Old Town Alexandria

With cobblestone streets and colonial-era architecture, Old Town Alexandria is always picture perfect. But it really shines during the holidays, and not just because of the illuminated streets and Christmas wreaths decorating stately homes.

This historic district prides itself on shopping small, and King Street and the blocks beyond are home to an assortment of independent boutiques, including stationery store Penny Post (1201 King St.). Fountain pens and mechanical pencils are arranged like jewels here, and there’s something for everyone who wants to get more organized, from calendars to washi tape. It’s worth visiting just for the holiday card wall, covered with sassy and sweet greetings.

For a more minimal aesthetic, shop “slow fashion” boutique Threadleaf (102 N. Fayette St.). Attorney/shop owner Nicole McGrew sells clothing and accessories with a focus on ethically made items that stand the test of time. Peruse thoughtful gifts and stocking stuffers like hemp-and-cotton socks, baskets hand-woven in Zambia or nontoxic nail polish.

Near the water, Old Town Books (130 S. Royal St.) moved into a new space this year and it already feels like this independent bookstore has been in the neighborhood for ages. New bestsellers and classics are stacked high on wooden shelves, with a photogenic mural painted outside. Pick up signed copies, tote bags and other swag for book lovers or splurge on Old Town Books’ subscription service that includes a book club invite.

Shop for hostess gifts such as fancy candles right next door at Boxwood (128 S. Royal St.), and then head over to Misha’s Coffee’s new location. The independent roaster’s shop at 6 Prince Street near the waterfront is often less crowded than the King Street original, and there’s a rooftop where you can sip such treats as bourbon apple cider and Nutella lattes. — A.C.


Downtown Hyattsville’s funkier, edgier side makes it the perfect place for hard-to-shop-for friends. (Free parking through the holidays is an added bonus.)

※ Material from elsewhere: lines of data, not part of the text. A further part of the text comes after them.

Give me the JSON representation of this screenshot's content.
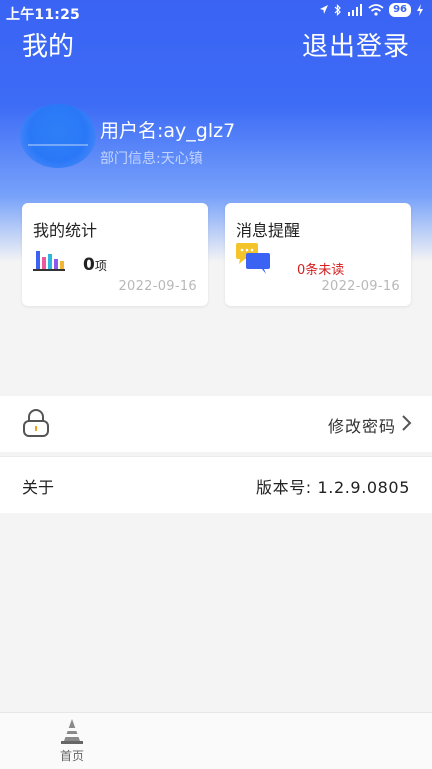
{
  "status_bar": {
    "time": "上午11:25",
    "battery": "96"
  },
  "header": {
    "title": "我的",
    "logout_label": "退出登录"
  },
  "profile": {
    "username": "用户名:ay_glz7",
    "department": "部门信息:天心镇"
  },
  "stats_card": {
    "title": "我的统计",
    "count": "0",
    "unit": "项",
    "date": "2022-09-16"
  },
  "message_card": {
    "title": "消息提醒",
    "unread_count": "0",
    "unread_text": "条未读",
    "date": "2022-09-16"
  },
  "password_row": {
    "label": "修改密码"
  },
  "about_row": {
    "label": "关于",
    "version": "版本号: 1.2.9.0805"
  },
  "tab_bar": {
    "items": [
      {
        "label": "首页"
      }
    ]
  },
  "colors": {
    "primary": "#3a63f4",
    "unread": "#d42020"
  }
}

If you can’t find something perfect for your best friend, favorite nephew or office Secret Santa at Franklins General Store (5123 Baltimore Ave.), you’re not really trying. Franklin’s has been a fixture in Hyattsville since 1992, and that experience shows in the quirky, wide-ranging selection of items that overflows into a neighboring building. There are walls of hot sauces and coffee mugs; enamel pins shaped like Van Gogh paintings; votive candles featuring the “Golden Girls” or Meghan, Duchess of Sussex; sombrero-shaped tea infusers; chemistry sets and volcano models for budding scientists; unicorn tea sets; Star Wars Legos; slide whistles and harmonicas; rubber chickens and “a sack of mustaches.” A funky selection of holiday cards makes Franklin’s a one-stop shop for those on the way to a gift swap.

Pyramid Atlantic Art Center (4318 Gallatin St.) is known for its artist studios and classes in techniques such as screen printing and bookmaking. But the building also houses a fun shop area featuring gifts made by resident artists. Pick up coasters printed with 45 rpm record adapters or biohazard symbols, handmade notebooks or holiday cards that tell everyone you’re “Spending the holidays crying to ‘Love, Actually.’ ”

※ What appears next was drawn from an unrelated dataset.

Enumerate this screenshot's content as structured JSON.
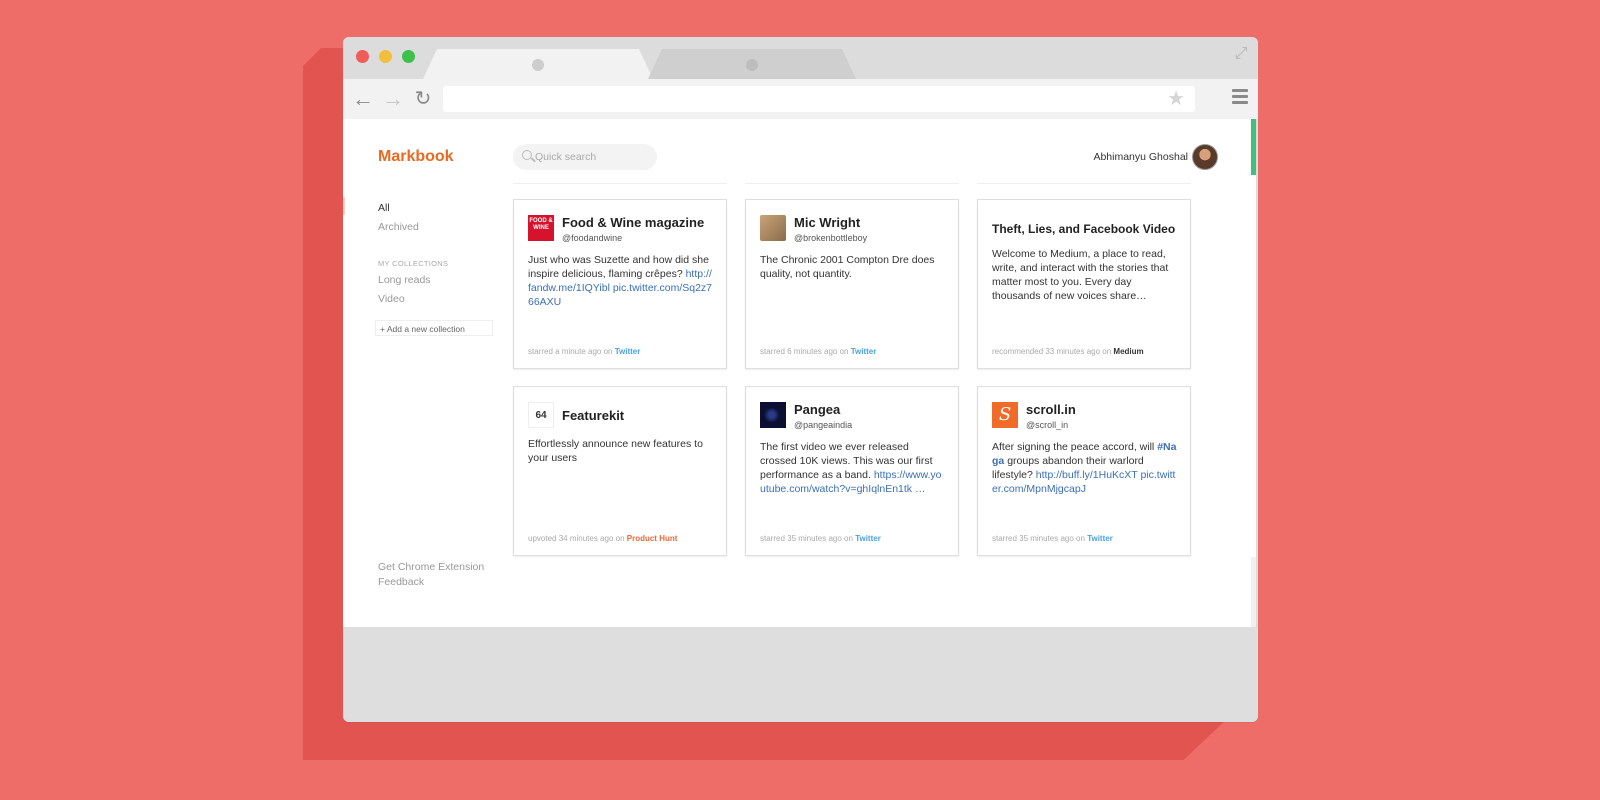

There are multiple vendors inside the Shops at SoHy building (5132 Baltimore Ave.), but they flow together seamlessly. While you’re wandering through the maze of shelves that make up My Dead Aunt’s Books, a used bookstore with well-stocked African American and local-interest sections, your eye might be caught by the vintage kimonos and brooches at Suffragette City, or a shelf of 1950s barware. There are bins of 1960s records to flip through, and restored furniture that you might just want to bring home yourself.

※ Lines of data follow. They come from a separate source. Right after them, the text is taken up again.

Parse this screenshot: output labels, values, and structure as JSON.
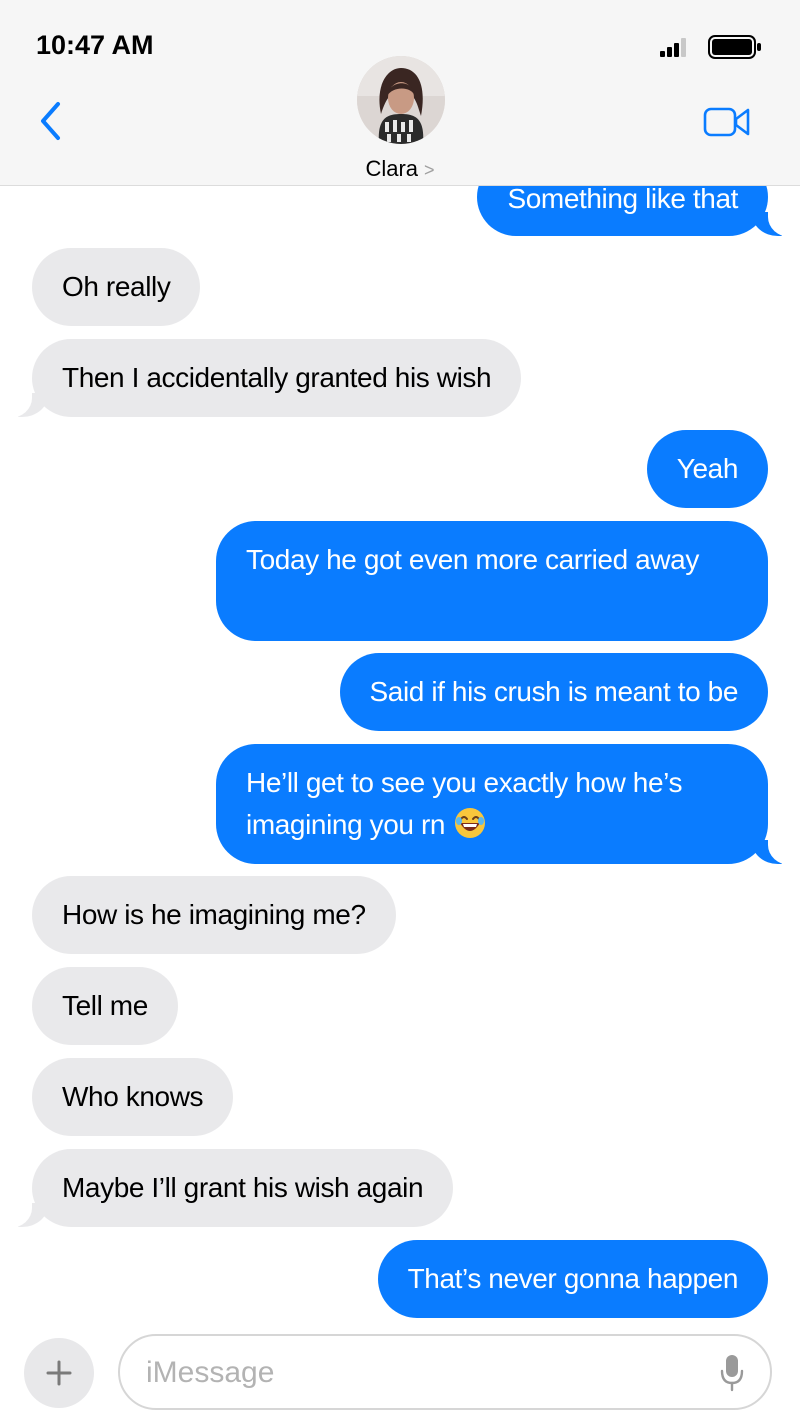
{
  "status_bar": {
    "time": "10:47 AM",
    "signal_icon": "cellular-signal-icon",
    "battery_icon": "battery-icon"
  },
  "header": {
    "back_icon": "chevron-left-icon",
    "contact_name": "Clara",
    "contact_chevron": ">",
    "video_icon": "video-camera-icon",
    "accent_color": "#0a7cff"
  },
  "messages": [
    {
      "from": "me",
      "text": "Something like that"
    },
    {
      "from": "them",
      "text": "Oh really"
    },
    {
      "from": "them",
      "text": "Then I accidentally granted his wish"
    },
    {
      "from": "me",
      "text": "Yeah"
    },
    {
      "from": "me",
      "text": "Today he got even more carried away"
    },
    {
      "from": "me",
      "text": "Said if his crush is meant to be"
    },
    {
      "from": "me",
      "text": "He’ll get to see you exactly how he’s imagining you rn",
      "emoji": "rolling-on-floor-laughing-emoji"
    },
    {
      "from": "them",
      "text": "How is he imagining me?"
    },
    {
      "from": "them",
      "text": "Tell me"
    },
    {
      "from": "them",
      "text": "Who knows"
    },
    {
      "from": "them",
      "text": "Maybe I’ll grant his wish again"
    },
    {
      "from": "me",
      "text": "That’s never gonna happen"
    }
  ],
  "colors": {
    "outgoing_bubble": "#0a7cff",
    "incoming_bubble": "#e9e9eb"
  },
  "composer": {
    "plus_icon": "plus-icon",
    "placeholder": "iMessage",
    "mic_icon": "microphone-icon"
  }
}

In addition to restaurants, Hyattsville is home to a number of beverage producers, including Sangfroid Distilling (5130 Baltimore Ave.), which specializes in fruit brandies and Dutch gin; Franklins Brewery (next to the General Store), where sours and maltier beers, such as Rubber Chicken Red, are stars; and Streetcar 82 Brewing (4824 Rhode Island Ave.), which has an expansive outdoor patio and was founded by a trio of Gallaudet graduates. — F.H.